This year we took a trip to Grapevine, a little town which bills itself as “the Christmas Capital of Texas.”  It was a good trip. The town has a great light show around a gazebo right in town, and a great little historic cabin and courtyard all decorated in a way that provides hundreds of photo ops.

Then we spent a day at the Gaylord Texan’s Ice show.  It, too, gave us some great photo spots, and it is quite a spectacular achievement.  Thank goodness they provide you with parkas to wear in the 12 degree rooms.  The final scene,  lifesize ice sculptures of the nativity scene, is unbelievably beautiful!

The third day we packed up and drove to east Texas to another hotel.  We uncrated a PA system and rehearsed a little “show” of Christmas carols and other songs which we were going to perform at the nursing home where my mom resides.  This would be our first “working” Christmas Eve.  No cozy gathering at home. No sitting around the Christmas tree and enjoying family games.  Just singing to a bunch of people who may or may not know you’re there.

My mother has Alzheimers.  Her memory lasts about a minute, and sometimes not that long.  I have to remind her who I am, and in that moment her face brightens and she is excited.  Then, a minute later she will ask me who I am.  So we put on our little show knowing that my mother would not even remember we were there by the time we drove out of the parking lot.

I was a little reluctant to even suggest this kind of Christmas to my family.  I don’t know why.  They jumped on the idea so quickly, I was caught without a real plan.   We mentioned it to a few people, and got some ideas.  Judy Kingan made us a pile of cookies, and the staff who had to work on Christmas Eve had wolfed down half of them before we left.  The grandkids made a card for all 102 residents in the home, and handed one to each resident who came to our little show.

My granddaughter plays guitar and sings in our church youth band, but my grandson doesn’t put himself behind a microphone.  Yet at the nursing home, he grabbed a mike and stepped out front and sang every song!   My mother sat near us, and I was doubtful that she actually remembered who we were.  But during one song she motioned one of my sons-in-law over to her, and he leaned down and heard her say proudly, “That’s my son up there.” Amazing that she remembered.

After our little show, everyone had to be wheeled back to their rooms.  It was 6:50, past bedtime for most of them.  Mom stayed and visited with us for another 30 minutes.   Of course, we had to keep introducing ourselves.  But she was in fine form, and funny as ever.  I was glad my grandkids got to see just a glimpse of the woman she used to be.

“How long have you had that cough?” I asked after a spasm of coughing hit her.   “Well,” she grinned, “at least for two or three minutes.”   Well said from a woman who apparently knows she has a memory problem.

It’s funny how the memory works in someone who has lost it.  She still remembers clearly that she has four children, and can remember all our names.  Yet doesn’t realize that the one sitting beside her is one of those kids.  And yet, when she speaks of them, she says, “I had four children, you know.  And they loved me.  They were always so good to me.”   I am grateful that her memory recalls us that way.

She said to my daughter, “There are days that I just want to quit.  I don’t know why I’m still here.  And then, someone will come by and visit, or just say the right thing to me, and I want to live again.

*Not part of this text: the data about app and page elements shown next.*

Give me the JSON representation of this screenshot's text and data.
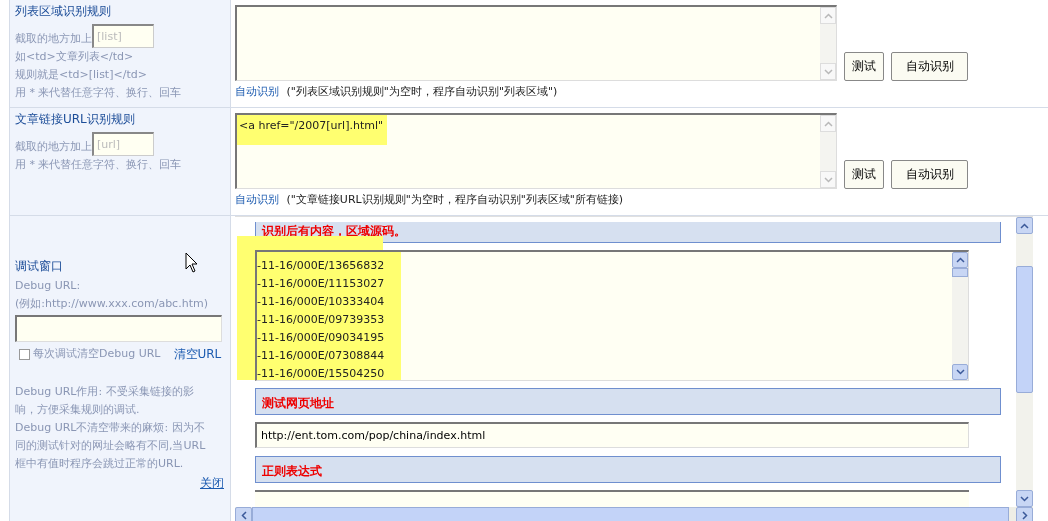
{
  "rules": [
    {
      "title": "列表区域识别规则",
      "hint_label": "截取的地方加上",
      "hint_placeholder": "[list]",
      "notes": [
        "如<td>文章列表</td>",
        "规则就是<td>[list]</td>",
        "用 * 来代替任意字符、换行、回车"
      ],
      "highlighted": false,
      "buttons": [
        "测试",
        "自动识别"
      ],
      "link": "自动识别",
      "note": "(\"列表区域识别规则\"为空时，程序自动识别\"列表区域\")"
    },
    {
      "title": "文章链接URL识别规则",
      "hint_label": "截取的地方加上",
      "hint_placeholder": "[url]",
      "notes": [
        "用 * 来代替任意字符、换行、回车"
      ],
      "value": "<a href=\"/2007[url].html\"",
      "highlighted": true,
      "buttons": [
        "测试",
        "自动识别"
      ],
      "link": "自动识别",
      "note": "(\"文章链接URL识别规则\"为空时，程序自动识别\"列表区域\"所有链接)"
    }
  ],
  "debug": {
    "title": "调试窗口",
    "label_lines": [
      "Debug URL:",
      "(例如:http://www.xxx.com/abc.htm)"
    ],
    "checkbox": {
      "label": "每次调试清空Debug URL",
      "checked": false
    },
    "clear_link": "清空URL",
    "help": [
      "Debug URL作用: 不受采集链接的影响，方便采集规则的调试.",
      "Debug URL不清空带来的麻烦: 因为不同的测试针对的网址会略有不同,当URL框中有值时程序会跳过正常的URL."
    ],
    "close_link": "关闭"
  },
  "preview": {
    "sections": [
      {
        "heading": "识别后有内容，区域源码。",
        "kind": "textarea",
        "highlighted": true,
        "lines": [
          "-11-16/000E/13656832",
          "-11-16/000E/11153027",
          "-11-16/000E/10333404",
          "-11-16/000E/09739353",
          "-11-16/000E/09034195",
          "-11-16/000E/07308844",
          "-11-16/000E/15504250"
        ]
      },
      {
        "heading": "测试网页地址",
        "kind": "input",
        "highlighted": false,
        "value": "http://ent.tom.com/pop/china/index.html"
      },
      {
        "heading": "正则表达式",
        "kind": "cutoff",
        "highlighted": false
      }
    ]
  }
}
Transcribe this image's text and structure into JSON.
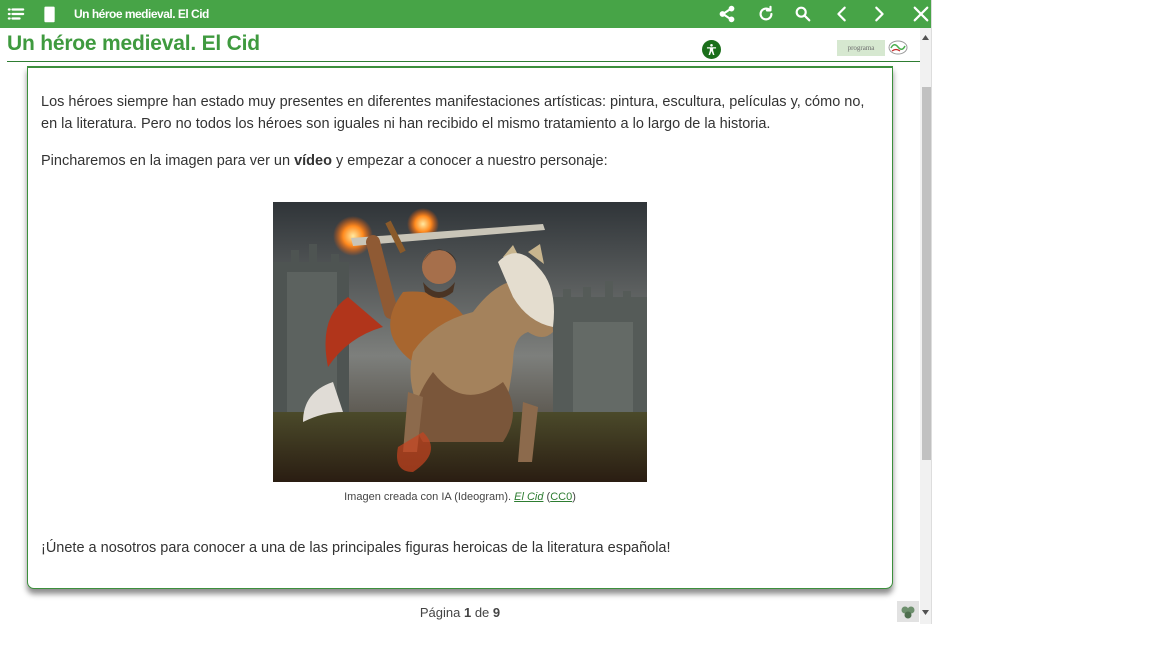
{
  "topbar": {
    "title": "Un héroe medieval. El Cid",
    "icons": [
      "menu-list-icon",
      "book-icon",
      "share-icon",
      "reload-icon",
      "search-icon",
      "chevron-left-icon",
      "chevron-right-icon",
      "close-icon"
    ]
  },
  "header": {
    "title": "Un héroe medieval. El Cid",
    "program_logo_text": "programa"
  },
  "content": {
    "intro": "Los héroes siempre han estado muy presentes en diferentes manifestaciones artísticas: pintura, escultura, películas y, cómo no, en la literatura. Pero no todos los héroes son iguales ni han recibido el mismo tratamiento a lo largo de la historia.",
    "cta_before": "Pincharemos en la imagen para ver un ",
    "cta_bold": "vídeo",
    "cta_after": " y empezar a conocer a nuestro personaje:",
    "image_alt": "Héroe medieval a caballo con una espada en llamas frente a un castillo",
    "caption_text": "Imagen creada con IA (Ideogram). ",
    "caption_link": "El Cid",
    "caption_open": " (",
    "caption_license": "CC0",
    "caption_close": ")",
    "closing": "¡Únete a nosotros para conocer a una de las principales figuras heroicas de la literatura española!"
  },
  "pagination": {
    "prefix": "Página ",
    "current": "1",
    "separator": " de ",
    "total": "9"
  },
  "colors": {
    "topbar": "#47a447",
    "title_green": "#3f9a3f",
    "border_green": "#3c8f3c"
  }
}
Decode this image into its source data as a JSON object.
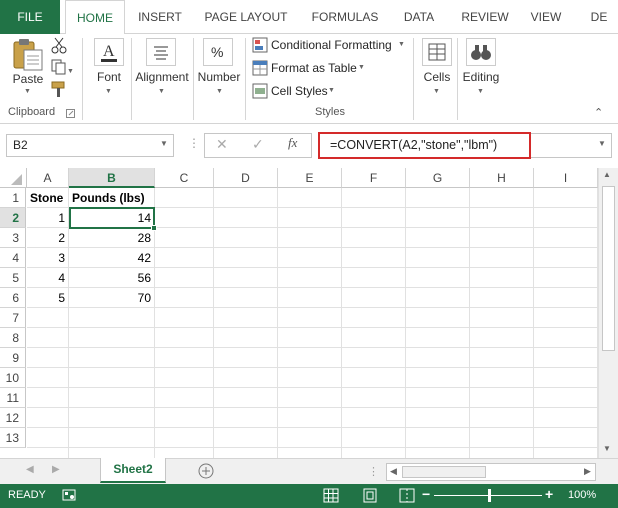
{
  "ribbon_tabs": [
    "FILE",
    "HOME",
    "INSERT",
    "PAGE LAYOUT",
    "FORMULAS",
    "DATA",
    "REVIEW",
    "VIEW",
    "DE"
  ],
  "active_tab": "HOME",
  "clipboard": {
    "paste_label": "Paste",
    "group_label": "Clipboard"
  },
  "font": {
    "label": "Font"
  },
  "alignment": {
    "label": "Alignment"
  },
  "number": {
    "label": "Number"
  },
  "styles": {
    "conditional_formatting": "Conditional Formatting",
    "format_as_table": "Format as Table",
    "cell_styles": "Cell Styles",
    "group_label": "Styles"
  },
  "cells": {
    "label": "Cells"
  },
  "editing": {
    "label": "Editing"
  },
  "formula_bar": {
    "name_box": "B2",
    "fx_label": "fx",
    "formula": "=CONVERT(A2,\"stone\",\"lbm\")"
  },
  "grid": {
    "columns": [
      "A",
      "B",
      "C",
      "D",
      "E",
      "F",
      "G",
      "H",
      "I"
    ],
    "selected_column": "B",
    "rows": [
      "1",
      "2",
      "3",
      "4",
      "5",
      "6",
      "7",
      "8",
      "9",
      "10",
      "11",
      "12",
      "13"
    ],
    "selected_row": "2",
    "headers": {
      "A1": "Stone",
      "B1": "Pounds (lbs)"
    },
    "data": [
      {
        "a": "1",
        "b": "14"
      },
      {
        "a": "2",
        "b": "28"
      },
      {
        "a": "3",
        "b": "42"
      },
      {
        "a": "4",
        "b": "56"
      },
      {
        "a": "5",
        "b": "70"
      }
    ]
  },
  "sheets": {
    "active": "Sheet2",
    "add_icon": "plus-circle-icon"
  },
  "status": {
    "ready": "READY",
    "zoom": "100%"
  },
  "colors": {
    "excel_green": "#217346",
    "highlight_red": "#d42a2a"
  }
}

I want to go on.  You know, I just think God puts some people here just for that, just to keep us going.”   Maybe that’s why she’s still here.  She gives me inspiration.

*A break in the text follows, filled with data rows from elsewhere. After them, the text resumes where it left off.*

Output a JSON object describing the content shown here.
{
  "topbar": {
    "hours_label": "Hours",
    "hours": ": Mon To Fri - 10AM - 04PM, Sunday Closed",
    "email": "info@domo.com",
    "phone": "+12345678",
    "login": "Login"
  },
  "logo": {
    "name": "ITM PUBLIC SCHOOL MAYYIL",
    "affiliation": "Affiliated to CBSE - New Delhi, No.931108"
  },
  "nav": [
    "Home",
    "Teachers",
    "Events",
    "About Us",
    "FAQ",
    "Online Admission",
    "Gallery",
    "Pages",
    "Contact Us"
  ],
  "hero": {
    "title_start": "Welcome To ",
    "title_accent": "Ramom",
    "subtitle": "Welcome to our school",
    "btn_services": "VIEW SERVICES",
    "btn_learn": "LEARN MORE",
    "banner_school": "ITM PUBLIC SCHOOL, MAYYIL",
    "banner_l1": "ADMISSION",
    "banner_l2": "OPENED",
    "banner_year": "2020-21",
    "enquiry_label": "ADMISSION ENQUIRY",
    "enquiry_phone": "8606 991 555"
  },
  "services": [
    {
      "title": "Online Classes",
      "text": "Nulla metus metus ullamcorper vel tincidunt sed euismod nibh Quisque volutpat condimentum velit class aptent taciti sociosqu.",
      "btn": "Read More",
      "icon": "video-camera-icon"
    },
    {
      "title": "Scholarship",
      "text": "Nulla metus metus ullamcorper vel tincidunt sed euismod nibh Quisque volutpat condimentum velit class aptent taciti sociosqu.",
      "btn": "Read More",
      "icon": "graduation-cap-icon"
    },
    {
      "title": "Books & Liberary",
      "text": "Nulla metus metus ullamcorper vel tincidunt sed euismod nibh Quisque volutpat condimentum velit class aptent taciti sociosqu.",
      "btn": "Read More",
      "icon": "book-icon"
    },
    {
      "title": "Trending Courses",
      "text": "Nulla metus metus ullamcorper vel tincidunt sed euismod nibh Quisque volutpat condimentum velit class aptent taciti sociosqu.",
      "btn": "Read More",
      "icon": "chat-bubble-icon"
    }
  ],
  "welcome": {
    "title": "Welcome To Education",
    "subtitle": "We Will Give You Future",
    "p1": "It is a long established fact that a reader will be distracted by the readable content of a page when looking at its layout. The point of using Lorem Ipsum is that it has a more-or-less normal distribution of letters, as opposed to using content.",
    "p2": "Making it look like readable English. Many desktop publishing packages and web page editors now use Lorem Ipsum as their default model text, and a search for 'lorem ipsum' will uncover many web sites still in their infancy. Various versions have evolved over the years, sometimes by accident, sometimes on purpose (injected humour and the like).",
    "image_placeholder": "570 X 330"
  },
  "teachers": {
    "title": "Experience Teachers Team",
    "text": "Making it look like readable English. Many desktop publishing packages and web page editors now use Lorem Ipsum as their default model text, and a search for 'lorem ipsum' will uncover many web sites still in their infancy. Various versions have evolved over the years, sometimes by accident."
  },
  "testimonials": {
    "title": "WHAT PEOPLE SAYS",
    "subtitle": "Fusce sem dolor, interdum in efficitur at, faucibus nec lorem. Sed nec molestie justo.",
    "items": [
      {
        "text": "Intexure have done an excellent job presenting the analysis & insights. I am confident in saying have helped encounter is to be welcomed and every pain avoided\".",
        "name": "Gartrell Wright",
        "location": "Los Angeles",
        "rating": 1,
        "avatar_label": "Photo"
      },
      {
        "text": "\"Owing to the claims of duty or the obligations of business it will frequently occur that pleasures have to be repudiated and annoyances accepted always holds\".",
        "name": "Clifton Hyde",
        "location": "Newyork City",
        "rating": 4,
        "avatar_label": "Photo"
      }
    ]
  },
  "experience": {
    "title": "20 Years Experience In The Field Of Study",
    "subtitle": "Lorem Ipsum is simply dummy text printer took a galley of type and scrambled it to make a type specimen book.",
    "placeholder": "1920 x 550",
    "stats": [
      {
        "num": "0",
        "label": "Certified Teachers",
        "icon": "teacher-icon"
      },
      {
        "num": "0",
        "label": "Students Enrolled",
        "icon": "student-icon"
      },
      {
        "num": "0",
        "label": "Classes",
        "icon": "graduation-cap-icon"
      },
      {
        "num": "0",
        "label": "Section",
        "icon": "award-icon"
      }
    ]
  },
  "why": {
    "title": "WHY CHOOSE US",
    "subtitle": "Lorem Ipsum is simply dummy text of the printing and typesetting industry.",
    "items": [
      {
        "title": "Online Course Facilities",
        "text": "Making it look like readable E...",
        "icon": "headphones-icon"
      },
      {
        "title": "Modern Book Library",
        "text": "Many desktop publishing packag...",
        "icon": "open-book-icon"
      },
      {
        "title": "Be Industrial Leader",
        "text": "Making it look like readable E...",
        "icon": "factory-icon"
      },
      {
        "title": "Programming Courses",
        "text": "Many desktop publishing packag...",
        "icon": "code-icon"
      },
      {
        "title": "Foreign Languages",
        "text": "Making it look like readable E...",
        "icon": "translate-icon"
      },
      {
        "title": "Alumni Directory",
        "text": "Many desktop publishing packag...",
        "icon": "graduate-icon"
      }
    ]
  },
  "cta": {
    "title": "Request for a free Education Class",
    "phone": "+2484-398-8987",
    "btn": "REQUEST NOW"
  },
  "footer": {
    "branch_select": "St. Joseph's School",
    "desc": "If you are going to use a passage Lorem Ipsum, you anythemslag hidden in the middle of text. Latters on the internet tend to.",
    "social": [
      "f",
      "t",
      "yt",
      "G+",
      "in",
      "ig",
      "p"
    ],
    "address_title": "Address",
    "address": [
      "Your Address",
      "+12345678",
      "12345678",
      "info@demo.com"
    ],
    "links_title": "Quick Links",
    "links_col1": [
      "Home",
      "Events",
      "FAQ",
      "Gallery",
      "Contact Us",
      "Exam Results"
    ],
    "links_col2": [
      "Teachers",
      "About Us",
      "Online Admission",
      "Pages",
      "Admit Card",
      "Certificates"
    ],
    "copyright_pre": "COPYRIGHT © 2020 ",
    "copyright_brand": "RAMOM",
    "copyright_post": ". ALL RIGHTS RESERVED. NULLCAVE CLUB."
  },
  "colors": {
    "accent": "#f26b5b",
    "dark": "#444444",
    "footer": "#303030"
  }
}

Late Christmas Eve we’re trying to find anything open in a small Texas town, and we find a not-so-clean fried chicken joint.  And a convenience store for those who didn’t want fried chicken.  And we carried our treasure back to our tiny hotel room and feasted and played games and talked and cried.  And expressed our thanks to each other and to God.

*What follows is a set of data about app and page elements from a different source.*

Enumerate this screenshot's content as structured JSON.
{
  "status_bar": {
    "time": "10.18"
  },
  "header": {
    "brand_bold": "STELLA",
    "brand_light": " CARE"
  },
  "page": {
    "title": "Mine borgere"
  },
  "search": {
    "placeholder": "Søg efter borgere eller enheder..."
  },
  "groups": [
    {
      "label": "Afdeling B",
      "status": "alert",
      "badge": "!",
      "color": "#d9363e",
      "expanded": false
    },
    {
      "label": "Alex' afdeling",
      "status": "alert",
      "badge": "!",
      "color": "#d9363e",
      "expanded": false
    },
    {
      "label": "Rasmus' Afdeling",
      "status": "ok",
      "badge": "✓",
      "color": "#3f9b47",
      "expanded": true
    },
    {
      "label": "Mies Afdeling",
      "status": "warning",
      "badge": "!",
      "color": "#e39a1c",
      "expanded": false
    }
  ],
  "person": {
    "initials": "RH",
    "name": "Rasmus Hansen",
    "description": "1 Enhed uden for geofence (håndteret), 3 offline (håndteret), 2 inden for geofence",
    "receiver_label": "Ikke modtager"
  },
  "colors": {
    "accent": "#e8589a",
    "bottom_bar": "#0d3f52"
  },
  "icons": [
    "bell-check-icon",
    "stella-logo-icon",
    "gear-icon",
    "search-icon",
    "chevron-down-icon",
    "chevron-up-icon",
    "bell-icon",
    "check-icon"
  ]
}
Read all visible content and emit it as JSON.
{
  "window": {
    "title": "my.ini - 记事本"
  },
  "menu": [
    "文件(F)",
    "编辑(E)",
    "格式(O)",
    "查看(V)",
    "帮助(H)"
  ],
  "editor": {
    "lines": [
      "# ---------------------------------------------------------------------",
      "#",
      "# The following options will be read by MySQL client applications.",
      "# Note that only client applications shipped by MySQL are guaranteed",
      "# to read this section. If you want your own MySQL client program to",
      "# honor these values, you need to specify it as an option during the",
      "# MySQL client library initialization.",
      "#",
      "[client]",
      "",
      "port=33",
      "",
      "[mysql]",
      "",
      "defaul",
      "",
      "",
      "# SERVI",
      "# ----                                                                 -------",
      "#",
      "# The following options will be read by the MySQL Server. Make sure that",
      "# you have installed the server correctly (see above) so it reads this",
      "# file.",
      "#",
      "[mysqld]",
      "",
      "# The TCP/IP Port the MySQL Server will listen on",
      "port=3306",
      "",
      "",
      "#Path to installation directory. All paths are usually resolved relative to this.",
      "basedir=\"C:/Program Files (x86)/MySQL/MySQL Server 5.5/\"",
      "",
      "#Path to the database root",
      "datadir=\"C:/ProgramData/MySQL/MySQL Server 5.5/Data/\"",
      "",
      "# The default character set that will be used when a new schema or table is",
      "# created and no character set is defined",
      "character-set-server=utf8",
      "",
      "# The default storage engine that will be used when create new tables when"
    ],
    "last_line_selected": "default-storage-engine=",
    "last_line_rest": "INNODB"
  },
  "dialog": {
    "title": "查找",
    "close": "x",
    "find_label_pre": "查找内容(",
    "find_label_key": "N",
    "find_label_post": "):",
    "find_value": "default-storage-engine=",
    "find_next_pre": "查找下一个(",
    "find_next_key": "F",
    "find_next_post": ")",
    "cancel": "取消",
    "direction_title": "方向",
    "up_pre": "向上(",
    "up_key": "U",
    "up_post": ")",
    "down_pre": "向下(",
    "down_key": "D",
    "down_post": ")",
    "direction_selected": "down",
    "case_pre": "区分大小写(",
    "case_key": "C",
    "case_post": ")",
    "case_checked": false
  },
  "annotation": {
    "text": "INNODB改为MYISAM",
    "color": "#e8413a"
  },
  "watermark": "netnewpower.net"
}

I don’t even have words to express my personal thanks and love to my kids and grandkids for being the troupers that they are, and for genuinely giving up Christmas as usual.  We found Christmas extraordinaire!  And I hate to see it go.